§ 2.9. […] There are three things which ruin this nation, and prevent its enjoying the satisfaction of a fruitful progeny. First, because both the natural and legitimate sons endeavour to divide the paternal inheritance amongst themselves; from which cause, as we have before observed, continual fratricides take place. Secondly, because the education of their sons is committed to the care of the high-born people of the country, who, on the death of their fathers, endeavour by all possible means to exalt their pupil; from whence arise murders, conflagrations, and almost a total destruction of the country. And, thirdly, because from the pride and obstinacy of their disposition, they will not (like other nations) subject themselves to the dominion of one lord and king.

§ 2.10. […] The English, I say, fight in order to expel the natural inhabitants from the island, and secure to themselves the possession of the whole; but the Welsh maintain the conflict, that they, who have so long enjoyed the sovereignty of the whole kingdom, may at least find a hiding place in the worst corner of it, amongst woods and marshes; and, banished, as it were, for their offences, may there in a state of poverty, for a limited time, perform penance for the excesses they committed in the days of their prosperity. For the perpetual remembrance of their former greatness, the recollection of their Trojan descent, and the high and continued majesty of the kingdom of Britain, may draw forth many a latent spark of animosity, and encourage the daring spirit of rebellion.

During the military expedition which King Henry II [r.1154-89] made in my younger days against South Wales [1163], an old Welshman at Pencadair, who had faithfully adhered to him, being desired to give his opinion about the royal army, and whether he thought that of the rebels would make resistance, and what would be the final event of this war, replied, “This nation, O king, may now, as in former times, be harassed, and in a great measure weakened and destroyed by your and other powers, and it will often prevail by its laudable exertions; but it can never be totally subdued through the wrath of man, unless the wrath of God shall concur.
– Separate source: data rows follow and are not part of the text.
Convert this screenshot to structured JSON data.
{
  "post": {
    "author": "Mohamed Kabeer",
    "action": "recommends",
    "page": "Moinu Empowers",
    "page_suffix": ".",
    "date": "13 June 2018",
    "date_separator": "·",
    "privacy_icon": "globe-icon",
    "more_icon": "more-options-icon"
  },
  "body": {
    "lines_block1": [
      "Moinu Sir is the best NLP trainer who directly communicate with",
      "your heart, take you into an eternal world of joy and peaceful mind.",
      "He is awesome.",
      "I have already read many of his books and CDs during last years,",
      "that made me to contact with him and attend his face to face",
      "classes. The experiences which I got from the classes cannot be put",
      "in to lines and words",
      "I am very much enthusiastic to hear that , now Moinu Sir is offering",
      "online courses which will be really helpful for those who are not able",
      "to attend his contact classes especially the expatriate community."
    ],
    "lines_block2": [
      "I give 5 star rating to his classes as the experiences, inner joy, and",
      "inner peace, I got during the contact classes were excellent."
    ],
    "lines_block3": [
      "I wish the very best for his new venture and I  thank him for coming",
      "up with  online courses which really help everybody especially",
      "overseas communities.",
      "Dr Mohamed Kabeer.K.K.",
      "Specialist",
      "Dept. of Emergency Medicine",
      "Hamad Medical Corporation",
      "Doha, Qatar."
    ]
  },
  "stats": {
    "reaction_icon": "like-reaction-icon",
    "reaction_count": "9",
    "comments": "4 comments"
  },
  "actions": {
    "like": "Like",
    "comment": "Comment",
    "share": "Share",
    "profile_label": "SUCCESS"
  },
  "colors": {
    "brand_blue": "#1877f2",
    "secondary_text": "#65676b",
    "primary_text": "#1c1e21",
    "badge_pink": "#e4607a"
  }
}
Nor do I think, that any other nation than this of Wales, or any other language, whatever may hereafter come to pass, shall, in the day of severe examination before the Supreme Judge, answer for this corner of the earth.”